No word yet on what’s next, now that the Court of Appeal has upheld the ban preventing lawyer Mark Pettingill from representing the patients of former Premier Dr Ewart Brown whose medical records were seized by police.
Mr Pettingill and Chancery Legal colleague, Victoria Greening, were ordered off the case by the Supreme Court due to conflicts of interests.
Lawyer Mark Diel, who appeared for the Bermuda Police Service argued that Mr Pettingill and Ms Greening could not represent the patients in the case because they had received confidential information while employed in other positions.
Mr Pettingill, a former Attorney General was alleged to have been briefed on the case while in that position. Ms Greening allegedly received information while she was a Crown counsel.
Both lawyers denied having any confidential information about the case and appealed the Supreme Court’s ruling.
Sir Christopher Clarke, the President of the Court of Appeal, dismissed the appeal and ruled that because of the agreed measures to protect privacy, a refusal of the stay would not threaten patient confidentiality.
The patients represented by Mr Pettingill’s firm were among the 265 patients whose medical records were seized by police during raids at Bermuda Healthcare Services and Brown-Darrell Clinic, as part of the ongoing investigation into allegations that Dr Brown’s clinics ordered unnecessary diagnostic imaging scans to boost profits.

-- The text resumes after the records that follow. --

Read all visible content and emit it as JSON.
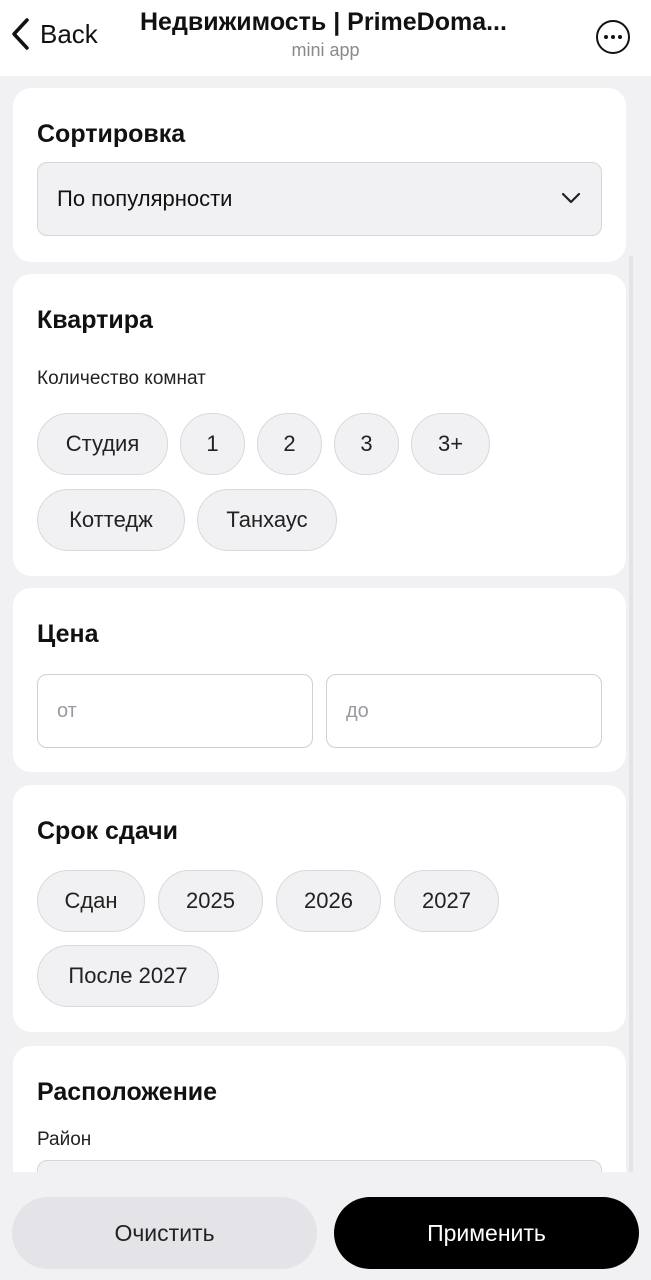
{
  "header": {
    "back_label": "Back",
    "title": "Недвижимость | PrimeDoma...",
    "subtitle": "mini app"
  },
  "sort": {
    "title": "Сортировка",
    "selected": "По популярности"
  },
  "apartment": {
    "title": "Квартира",
    "rooms_label": "Количество комнат",
    "options": [
      "Студия",
      "1",
      "2",
      "3",
      "3+",
      "Коттедж",
      "Танхаус"
    ]
  },
  "price": {
    "title": "Цена",
    "from_placeholder": "от",
    "to_placeholder": "до"
  },
  "delivery": {
    "title": "Срок сдачи",
    "options": [
      "Сдан",
      "2025",
      "2026",
      "2027",
      "После 2027"
    ]
  },
  "location": {
    "title": "Расположение",
    "district_label": "Район"
  },
  "actions": {
    "clear_label": "Очистить",
    "apply_label": "Применить"
  }
}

Both Dr Brown and the Medical Director of BHCS, Dr Mahesh Reddy have denied any wrongdoing.
To date, no formal charges have been laid against the former Premier or Dr Reddy.
The Court of Appeal hearing resumed on Wednesday, June 12.
In a statement released that same day, a spokesperson for the patients said: “To find out now that while this was going on and our lawyers had been prevented from representing us, the Police were going through our files.
“Neither the Police nor their lawyers bothered to inform us. This is nothing short of outrageous.
“We think this was deliberate to try to make our appeal to have our files back, worthless.”
The spokesperson added: “I do not understand the twists and turns of what is going on in court, but we, the patients, had taken comfort from the Police’s promise not to review the files until our objections had been finally decided and we were shocked to hear this latest news.
“Who can we trust if we cannot trust the Police Commissioner?
“Who can we trust if we cannot trust the Governor?”
“Clearly they do not care about us or our confidential medical files. We simply do not matter to them.”
Efforts to find out what’s next in this ongoing legal battle for the patients and the two clinics still under investigation by police continue.